- _EXERCISE AIM_: Could you please retype the records exactly, minus their pictures?

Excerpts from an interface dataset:
---
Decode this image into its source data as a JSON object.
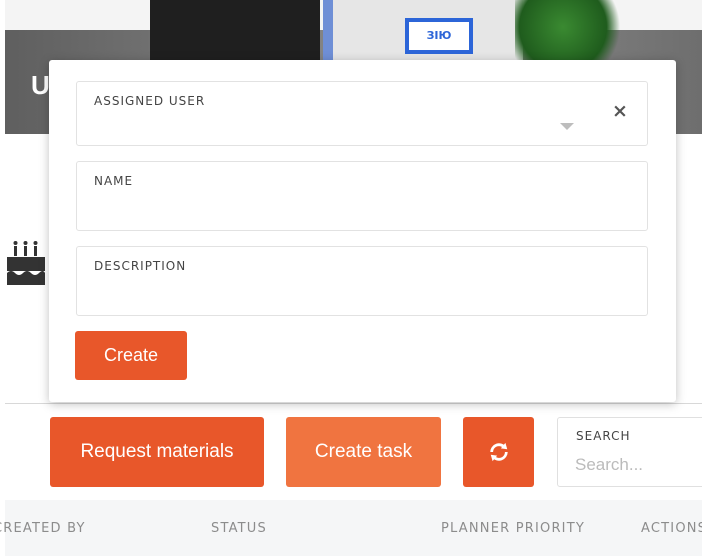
{
  "hero": {
    "title_initial": "U",
    "sign_text": "ЗІЮ"
  },
  "modal": {
    "assigned_user": {
      "label": "ASSIGNED USER",
      "value": "",
      "clear_symbol": "×"
    },
    "name": {
      "label": "NAME",
      "value": ""
    },
    "description": {
      "label": "DESCRIPTION",
      "value": ""
    },
    "create_label": "Create"
  },
  "toolbar": {
    "request_materials_label": "Request materials",
    "create_task_label": "Create task",
    "refresh_icon": "refresh-icon",
    "search": {
      "label": "SEARCH",
      "placeholder": "Search..."
    }
  },
  "table": {
    "columns": [
      "CREATED BY",
      "STATUS",
      "PLANNER PRIORITY",
      "ACTIONS"
    ]
  },
  "colors": {
    "primary": "#e8572a",
    "secondary": "#f07440",
    "table_header_bg": "#f5f6f7"
  }
}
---
- _ANSWER SECTION_:
Decode this image into its source data as a JSON object.
{
  "hero": {
    "title_initial": "U",
    "sign_text": "ЗІЮ"
  },
  "modal": {
    "assigned_user": {
      "label": "ASSIGNED USER",
      "value": "",
      "clear_symbol": "×"
    },
    "name": {
      "label": "NAME",
      "value": ""
    },
    "description": {
      "label": "DESCRIPTION",
      "value": ""
    },
    "create_label": "Create"
  },
  "toolbar": {
    "request_materials_label": "Request materials",
    "create_task_label": "Create task",
    "refresh_icon": "refresh-icon",
    "search": {
      "label": "SEARCH",
      "placeholder": "Search..."
    }
  },
  "table": {
    "columns": [
      "CREATED BY",
      "STATUS",
      "PLANNER PRIORITY",
      "ACTIONS"
    ]
  },
  "colors": {
    "primary": "#e8572a",
    "secondary": "#f07440",
    "table_header_bg": "#f5f6f7"
  }
}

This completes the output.